Submissions in all official UN languages (Arabic, Chinese, English, French, Russian, and Spanish) are welcomed. Programmes in a language other than English must be subtitled in English for the Living Ocean Showcase presentation. Eligible entries are required to complete submission form via www.JHFestival.org. Entries will be uploaded to a private and secure Vimeo channel for judging.
For more information and to arrange interviews, please contact:
United Nations Development Programme, Sangita Khadka, +212906 5043, sangita.khadka [at] undp.org
CITES Secretariat: Yuan Liu, +41 22 917 8130, yuan.liu [at] un.org,
Jackson Hole WILD: Abbey Greene, +307 200 3286, abbey [at] jhfestival.org
With 183 Parties (182 countries + the European Union), the Convention on International Trade in Endangered Species of Wild Fauna and Flora (CITES) remains one of the world's most powerful tools for wildlife conservation through the regulation of trade. Thousands of species are internationally traded and used by people in their daily lives for food, health care, housing, tourist souvenirs, cosmetics or fashion. CITES regulates international trade in over 36,000 species of plants and animals, including their products and derivatives, to ensure their survival in the wild with benefits for the livelihoods of local people and the global environment. The CITES permit system seeks to ensure that international trade in listed species is sustainable, legal and traceable. CITES was signed in Washington D.C. on 3 March 1973 and entered into force on 1 July 1975.
UNDP partners with people at all levels of society to help build nations that can withstand crisis, and drive and sustain the kind of growth that improves the quality of life for everyone. On the ground in nearly 170 countries and territories, we offer global perspective and local insight to help empower lives and build resilient nations.
About Jackson Hole WILD
Jackson Hole WILD’s programs promote public awareness and stewardship of wildlife and wildlife habitat through the innovative use of media. Since 1991, its annual conferences draw together international leaders in science, conservation, broadcasting and media. In 2019, committed marine science and conservation advocates join global media leaders and innovators for the Jackson Hole Wildlife Film Festival & Conservation Summit (21-27 September), to share resources and strategies, address critical challenges and brainstorm innovative approaches for collaboration. Jackson Hole WILD celebrates the world’s finest nature programming and explore innovative ways to integrate media centrally into the battle against global wildlife crime.
About the United Nations World Wildlife Day

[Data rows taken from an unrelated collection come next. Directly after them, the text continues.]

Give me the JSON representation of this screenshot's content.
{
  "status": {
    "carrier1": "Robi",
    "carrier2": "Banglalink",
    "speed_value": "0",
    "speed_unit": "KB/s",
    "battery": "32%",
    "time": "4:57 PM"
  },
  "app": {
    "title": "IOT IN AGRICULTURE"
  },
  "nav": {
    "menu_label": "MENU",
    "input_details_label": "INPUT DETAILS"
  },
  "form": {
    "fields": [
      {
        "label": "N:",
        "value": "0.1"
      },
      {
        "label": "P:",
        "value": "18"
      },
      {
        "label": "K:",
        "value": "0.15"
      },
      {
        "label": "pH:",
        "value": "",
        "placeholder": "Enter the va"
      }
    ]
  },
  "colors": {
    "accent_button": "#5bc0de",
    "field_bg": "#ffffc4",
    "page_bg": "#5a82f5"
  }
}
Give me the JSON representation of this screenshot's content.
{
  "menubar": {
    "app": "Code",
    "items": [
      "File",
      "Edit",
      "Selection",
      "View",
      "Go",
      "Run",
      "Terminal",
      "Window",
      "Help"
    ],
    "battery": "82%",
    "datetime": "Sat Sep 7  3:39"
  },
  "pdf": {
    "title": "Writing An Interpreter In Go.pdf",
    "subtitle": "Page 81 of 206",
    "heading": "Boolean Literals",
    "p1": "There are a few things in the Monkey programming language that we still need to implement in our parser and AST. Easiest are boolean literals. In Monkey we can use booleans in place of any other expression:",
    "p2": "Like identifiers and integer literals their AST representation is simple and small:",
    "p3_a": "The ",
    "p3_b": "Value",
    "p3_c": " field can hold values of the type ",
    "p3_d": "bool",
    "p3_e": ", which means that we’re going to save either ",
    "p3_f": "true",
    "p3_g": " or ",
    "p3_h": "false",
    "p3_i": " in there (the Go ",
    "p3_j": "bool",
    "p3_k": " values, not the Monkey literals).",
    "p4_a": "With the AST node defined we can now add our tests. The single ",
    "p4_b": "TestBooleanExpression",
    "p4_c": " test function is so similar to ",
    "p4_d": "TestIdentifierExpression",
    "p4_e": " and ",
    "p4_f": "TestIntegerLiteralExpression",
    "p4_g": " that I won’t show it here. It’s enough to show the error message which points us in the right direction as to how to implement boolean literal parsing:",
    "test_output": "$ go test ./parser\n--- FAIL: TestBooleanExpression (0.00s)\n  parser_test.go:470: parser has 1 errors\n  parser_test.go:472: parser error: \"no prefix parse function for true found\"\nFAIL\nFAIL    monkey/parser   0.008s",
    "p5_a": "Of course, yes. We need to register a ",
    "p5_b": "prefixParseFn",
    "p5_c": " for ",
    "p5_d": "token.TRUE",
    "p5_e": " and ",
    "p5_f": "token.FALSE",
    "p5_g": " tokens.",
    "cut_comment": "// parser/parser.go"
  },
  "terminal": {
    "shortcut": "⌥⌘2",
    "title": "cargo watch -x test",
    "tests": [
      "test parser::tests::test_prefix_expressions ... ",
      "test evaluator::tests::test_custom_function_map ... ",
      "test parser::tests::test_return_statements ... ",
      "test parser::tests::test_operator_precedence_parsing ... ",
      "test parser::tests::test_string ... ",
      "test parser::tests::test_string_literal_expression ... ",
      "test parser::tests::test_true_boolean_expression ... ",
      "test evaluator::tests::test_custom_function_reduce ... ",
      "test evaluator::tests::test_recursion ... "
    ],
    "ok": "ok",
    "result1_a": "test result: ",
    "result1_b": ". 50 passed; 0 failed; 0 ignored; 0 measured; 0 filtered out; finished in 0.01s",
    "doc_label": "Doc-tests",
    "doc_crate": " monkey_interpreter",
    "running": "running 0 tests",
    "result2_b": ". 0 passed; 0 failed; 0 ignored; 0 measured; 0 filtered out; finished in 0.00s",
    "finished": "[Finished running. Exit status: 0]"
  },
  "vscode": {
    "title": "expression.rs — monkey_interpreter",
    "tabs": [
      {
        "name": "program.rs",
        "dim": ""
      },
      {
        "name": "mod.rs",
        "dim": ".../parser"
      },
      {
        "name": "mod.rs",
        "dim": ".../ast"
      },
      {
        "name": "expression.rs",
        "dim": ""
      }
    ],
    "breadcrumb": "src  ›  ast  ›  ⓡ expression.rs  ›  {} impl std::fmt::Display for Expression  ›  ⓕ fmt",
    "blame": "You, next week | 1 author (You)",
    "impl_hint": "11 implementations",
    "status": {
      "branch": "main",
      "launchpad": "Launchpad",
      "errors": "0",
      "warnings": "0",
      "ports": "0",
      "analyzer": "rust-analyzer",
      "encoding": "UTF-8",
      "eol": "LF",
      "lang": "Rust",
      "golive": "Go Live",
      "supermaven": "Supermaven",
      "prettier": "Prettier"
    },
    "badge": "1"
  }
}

On 20 December 2013, the 68th session of the United Nations General Assembly proclaimed 3 March as World Wildlife Day to celebrate and raise awareness of the world’s wild fauna and flora. The date is the day of the signature of the Convention on International Trade in Endangered Species of Wild Fauna and Flora (CITES) in 1973. World Wildlife Day has quickly become the most prominent global annual event dedicated to wildlife. It is an opportunity to celebrate the many beautiful and varied forms of wild fauna and flora and to raise awareness of the various challenges faced by these species. The day also reminds us of the urgent need to step up the fight against wildlife crime, which has wide-ranging economic, environmental and social impacts. The theme for the 2019 World Wildlife Day is: Life Below: For People and Planet.